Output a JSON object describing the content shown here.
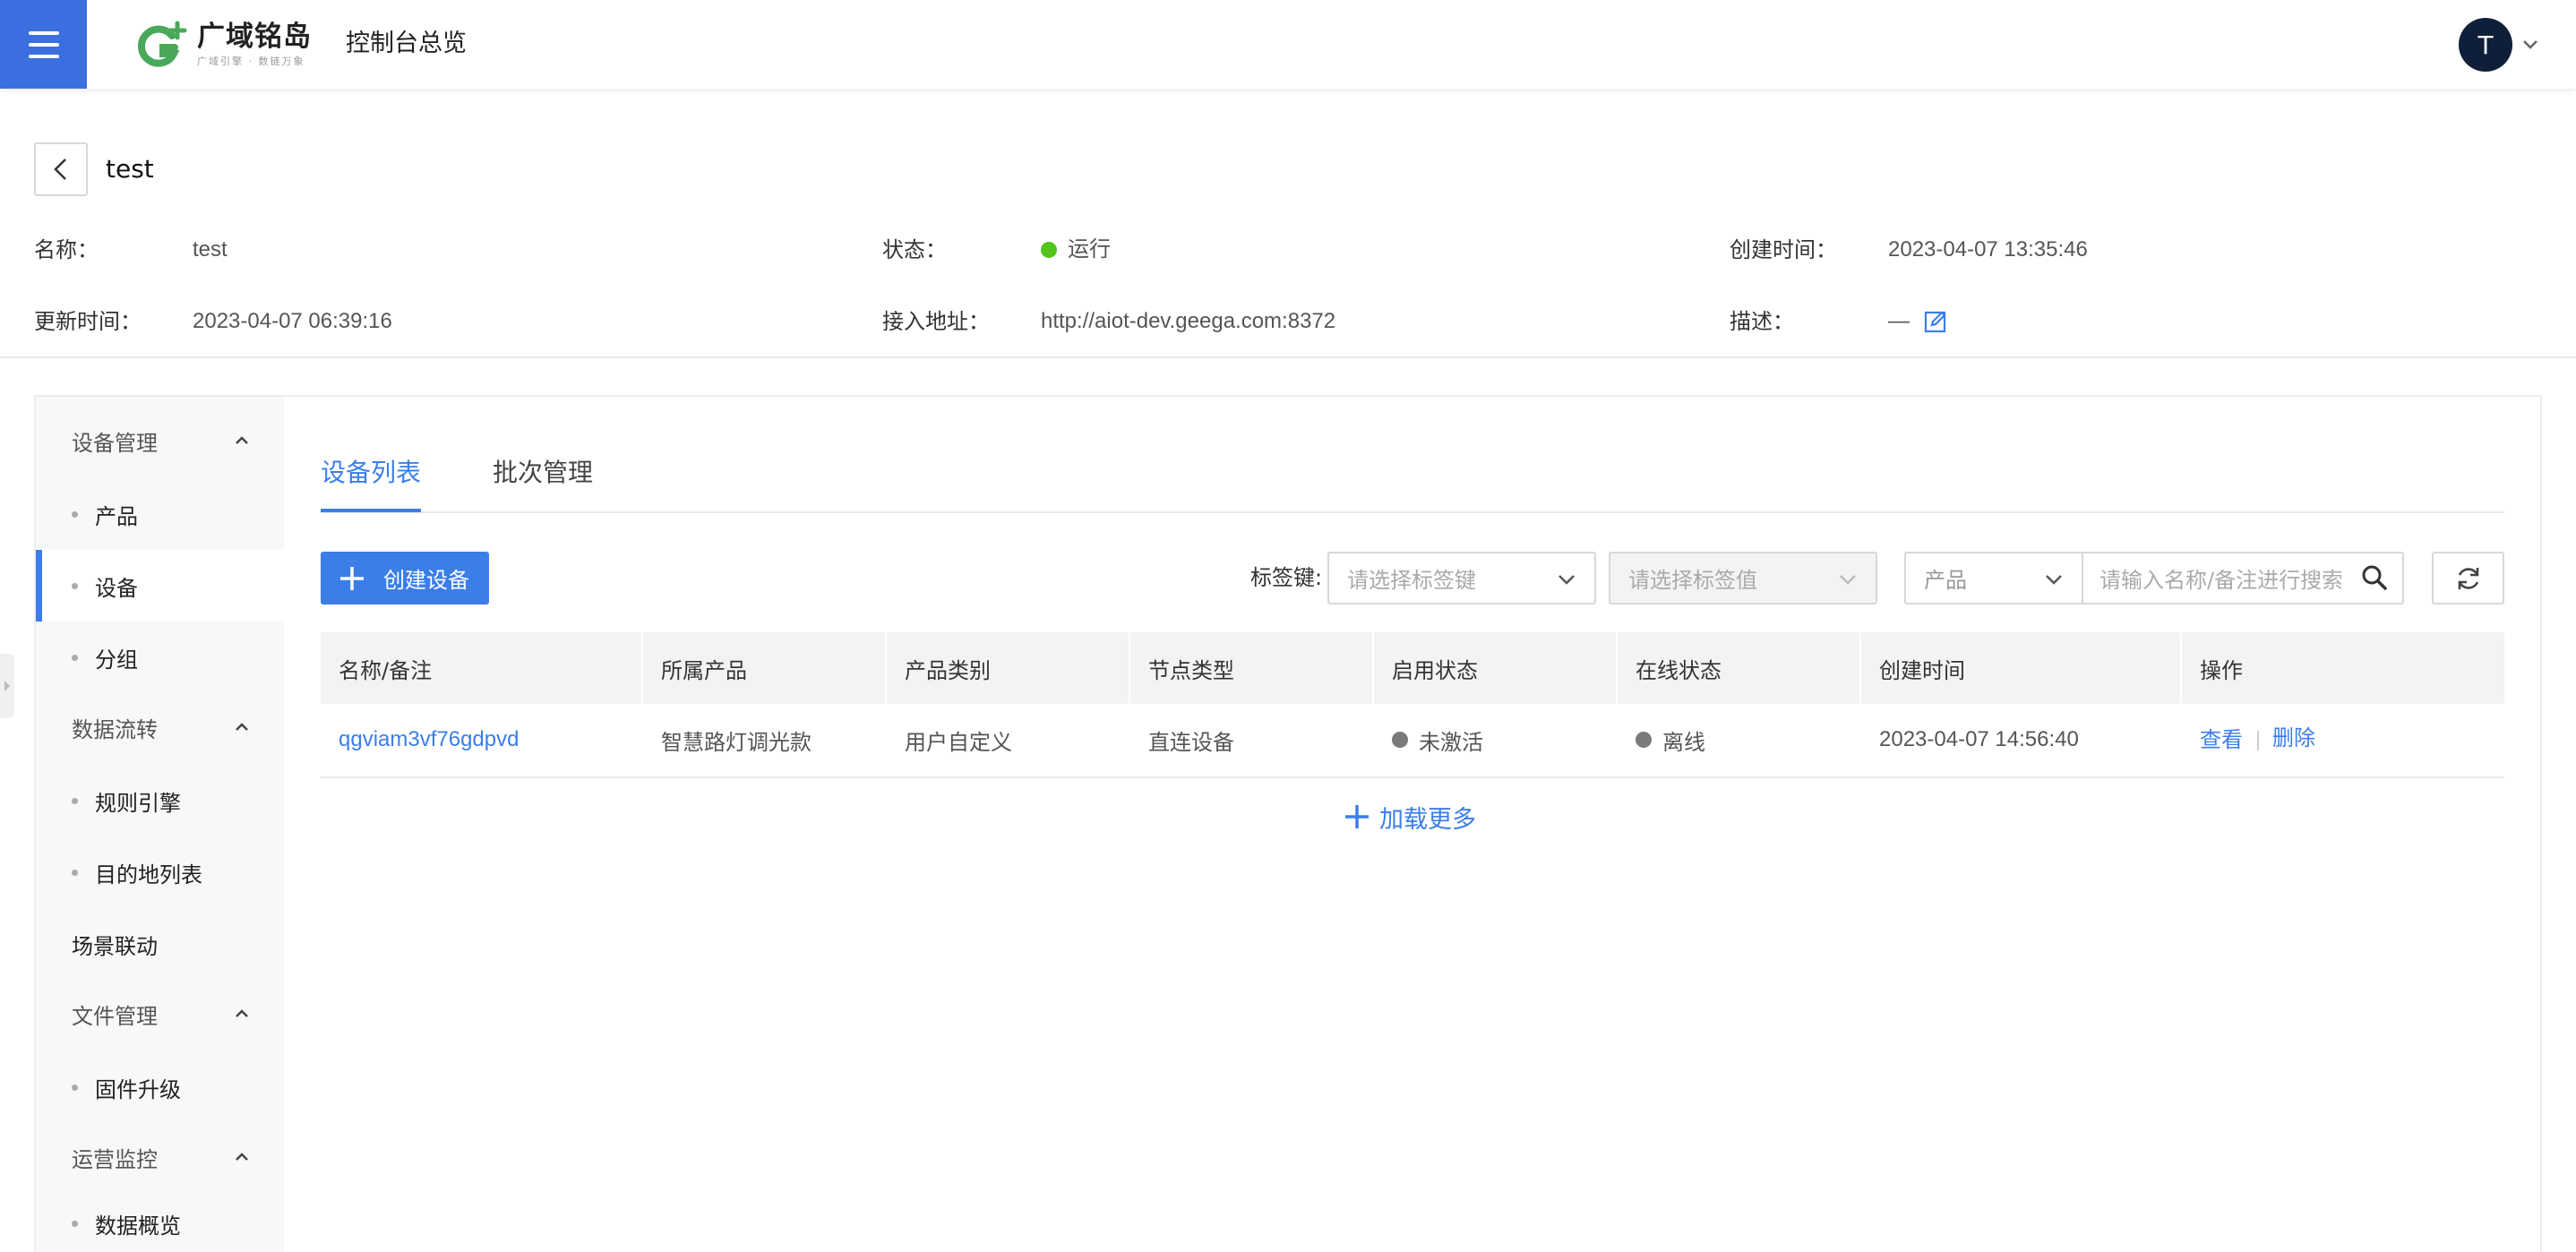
{
  "header": {
    "brand_name": "广域铭岛",
    "brand_sub": "广域引擎 · 数链万象",
    "console_title": "控制台总览",
    "avatar_initial": "T"
  },
  "page": {
    "title": "test",
    "info": {
      "name_label": "名称：",
      "name_value": "test",
      "status_label": "状态：",
      "status_value": "运行",
      "created_label": "创建时间：",
      "created_value": "2023-04-07 13:35:46",
      "updated_label": "更新时间：",
      "updated_value": "2023-04-07 06:39:16",
      "endpoint_label": "接入地址：",
      "endpoint_value": "http://aiot-dev.geega.com:8372",
      "desc_label": "描述：",
      "desc_value": "—"
    }
  },
  "sidebar": {
    "group_device": "设备管理",
    "item_product": "产品",
    "item_device": "设备",
    "item_group": "分组",
    "group_dataflow": "数据流转",
    "item_rules": "规则引擎",
    "item_destinations": "目的地列表",
    "plain_scene": "场景联动",
    "group_files": "文件管理",
    "item_firmware": "固件升级",
    "group_ops": "运营监控",
    "item_overview": "数据概览"
  },
  "tabs": {
    "device_list": "设备列表",
    "batch_mgmt": "批次管理"
  },
  "toolbar": {
    "create_label": "创建设备",
    "tag_key_label": "标签键:",
    "tag_key_placeholder": "请选择标签键",
    "tag_value_placeholder": "请选择标签值",
    "product_select": "产品",
    "search_placeholder": "请输入名称/备注进行搜索"
  },
  "table": {
    "headers": [
      "名称/备注",
      "所属产品",
      "产品类别",
      "节点类型",
      "启用状态",
      "在线状态",
      "创建时间",
      "操作"
    ],
    "rows": [
      {
        "name": "qgviam3vf76gdpvd",
        "product": "智慧路灯调光款",
        "category": "用户自定义",
        "node_type": "直连设备",
        "enable_status": "未激活",
        "online_status": "离线",
        "created": "2023-04-07 14:56:40",
        "action_view": "查看",
        "action_delete": "删除"
      }
    ],
    "load_more": "加载更多"
  },
  "colors": {
    "accent": "#3b7ee8",
    "menu_bg": "#3b6fe0",
    "status_running": "#52c41a",
    "status_inactive": "#7a7a7a"
  }
}
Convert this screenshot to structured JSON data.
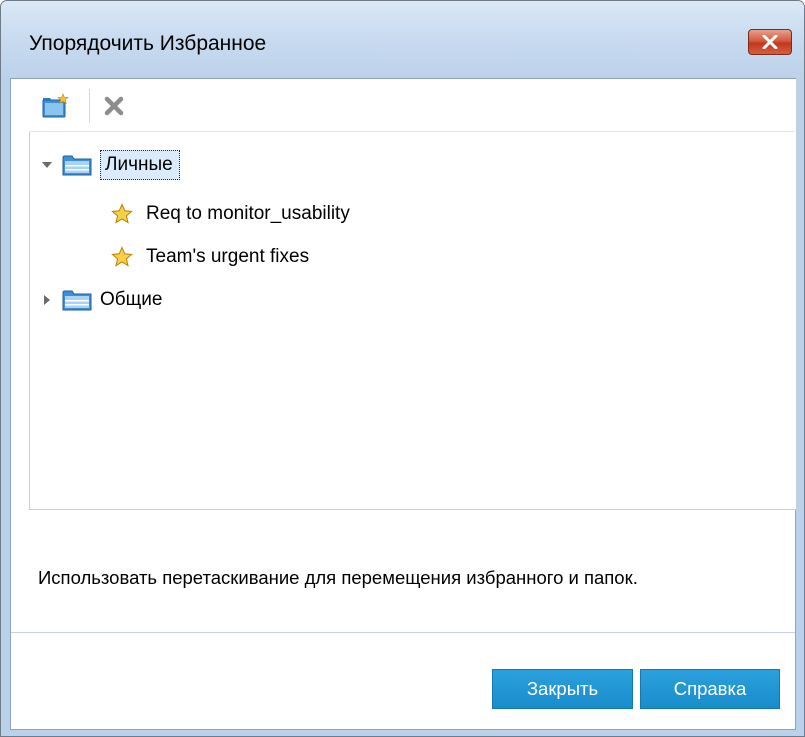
{
  "window": {
    "title": "Упорядочить Избранное"
  },
  "toolbar": {
    "new_folder_icon": "new-folder-icon",
    "delete_icon": "delete-icon"
  },
  "tree": {
    "personal": {
      "label": "Личные",
      "expanded": true,
      "selected": true,
      "items": [
        {
          "label": "Req to monitor_usability",
          "icon": "star-icon"
        },
        {
          "label": "Team's urgent fixes",
          "icon": "star-icon"
        }
      ]
    },
    "public": {
      "label": "Общие",
      "expanded": false
    }
  },
  "hint_text": "Использовать перетаскивание для перемещения избранного и папок.",
  "buttons": {
    "close": "Закрыть",
    "help": "Справка"
  },
  "colors": {
    "accent": "#1a8ccc",
    "selection": "#dcebfc",
    "titlebar": "#c6d9ef"
  }
}
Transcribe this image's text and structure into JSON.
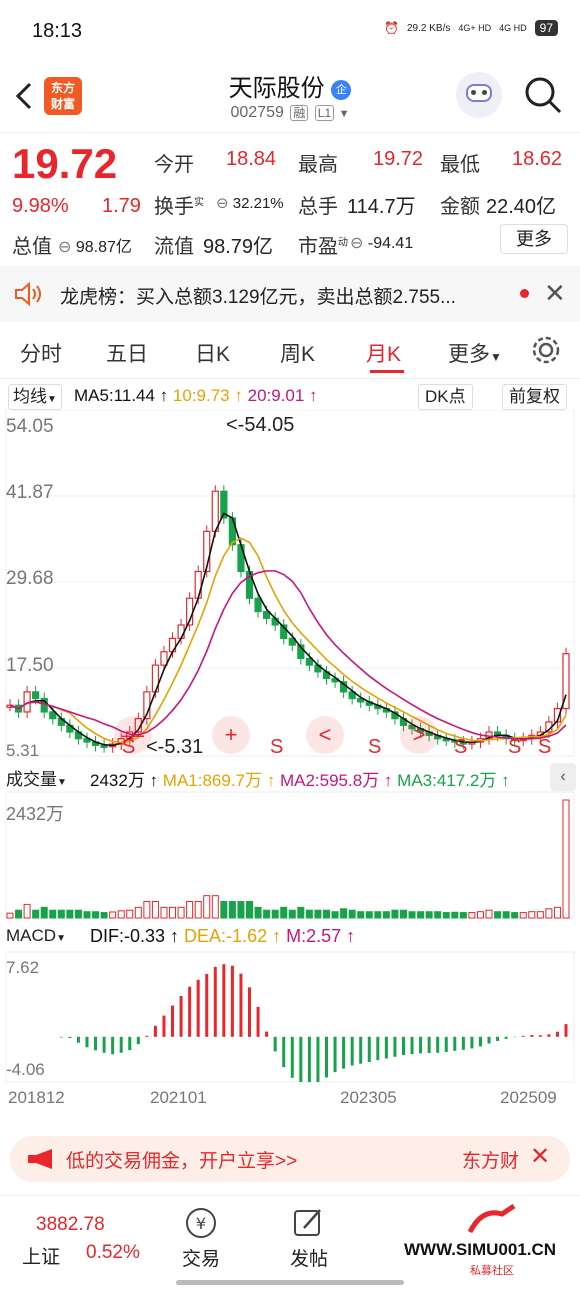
{
  "status_bar": {
    "time": "18:13",
    "net_speed": "29.2 KB/s",
    "net1": "4G+ HD",
    "net2": "4G HD",
    "battery": "97"
  },
  "header": {
    "brand": "东方财富",
    "name": "天际股份",
    "code": "002759",
    "tag1": "融",
    "tag2": "L1",
    "badge": "企"
  },
  "quote": {
    "price": "19.72",
    "pct": "9.98%",
    "change": "1.79",
    "open_label": "今开",
    "open": "18.84",
    "high_label": "最高",
    "high": "19.72",
    "low_label": "最低",
    "low": "18.62",
    "turnover_label": "换手",
    "turnover_sup": "实",
    "turnover": "32.21%",
    "volume_label": "总手",
    "volume": "114.7万",
    "amount_label": "金额",
    "amount": "22.40亿",
    "mktcap_label": "总值",
    "mktcap": "98.87亿",
    "float_label": "流值",
    "float": "98.79亿",
    "pe_label": "市盈",
    "pe_sup": "动",
    "pe": "-94.41",
    "more": "更多"
  },
  "notice": {
    "text": "龙虎榜：买入总额3.129亿元，卖出总额2.755..."
  },
  "tabs": [
    "分时",
    "五日",
    "日K",
    "周K",
    "月K",
    "更多"
  ],
  "active_tab": 4,
  "chart_header": {
    "ma_select": "均线",
    "ma5": "MA5:11.44 ↑",
    "ma10": "10:9.73 ↑",
    "ma20": "20:9.01 ↑",
    "dk": "DK点",
    "fq": "前复权"
  },
  "price_axis": [
    "54.05",
    "41.87",
    "29.68",
    "17.50",
    "5.31"
  ],
  "annotations": {
    "high": "<-54.05",
    "low": "<-5.31"
  },
  "overlay_buttons": [
    "—",
    "+",
    "<",
    ">"
  ],
  "signals": [
    "S",
    "S",
    "S",
    "S",
    "S",
    "S"
  ],
  "volume_header": {
    "select": "成交量",
    "v": "2432万 ↑",
    "ma1": "MA1:869.7万 ↑",
    "ma2": "MA2:595.8万 ↑",
    "ma3": "MA3:417.2万 ↑",
    "axis_top": "2432万"
  },
  "macd_header": {
    "select": "MACD",
    "dif": "DIF:-0.33 ↑",
    "dea": "DEA:-1.62 ↑",
    "m": "M:2.57 ↑",
    "axis_top": "7.62",
    "axis_bottom": "-4.06"
  },
  "date_axis": [
    "201812",
    "202101",
    "202305",
    "202509"
  ],
  "promo": {
    "text": "低的交易佣金，开户立享>>",
    "right": "东方财"
  },
  "bottom_nav": {
    "index_value": "3882.78",
    "index_name": "上证",
    "index_pct": "0.52%",
    "trade": "交易",
    "post": "发帖"
  },
  "watermark": {
    "text": "WWW.SIMU001.CN",
    "sub": "私募社区"
  },
  "colors": {
    "up": "#e8262b",
    "down": "#16a34a",
    "ma5": "#111111",
    "ma10": "#e8a200",
    "ma20": "#c8157e",
    "accent": "#f15a22"
  },
  "chart_data": [
    {
      "type": "candlestick",
      "title": "",
      "x_ticks": [
        "201812",
        "202101",
        "202305",
        "202509"
      ],
      "ylim": [
        5.31,
        54.05
      ],
      "y_ticks": [
        54.05,
        41.87,
        29.68,
        17.5,
        5.31
      ],
      "highest": 54.05,
      "lowest": 5.31,
      "last_close": 19.72,
      "series_ma": [
        {
          "name": "MA5",
          "value": 11.44
        },
        {
          "name": "MA10",
          "value": 9.73
        },
        {
          "name": "MA20",
          "value": 9.01
        }
      ]
    },
    {
      "type": "bar",
      "title": "",
      "ylim": [
        0,
        2432
      ],
      "unit": "万",
      "latest": 2432,
      "series_ma": [
        {
          "name": "MA1",
          "value": 869.7
        },
        {
          "name": "MA2",
          "value": 595.8
        },
        {
          "name": "MA3",
          "value": 417.2
        }
      ]
    },
    {
      "type": "bar",
      "title": "",
      "ylim": [
        -4.06,
        7.62
      ],
      "series": [
        {
          "name": "DIF",
          "value": -0.33
        },
        {
          "name": "DEA",
          "value": -1.62
        },
        {
          "name": "M",
          "value": 2.57
        }
      ]
    }
  ]
}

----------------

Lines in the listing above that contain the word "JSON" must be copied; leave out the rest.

Output a JSON object describing the content shown here.
Convert this screenshot to structured JSON data.
Transcribe this image's text and structure into JSON.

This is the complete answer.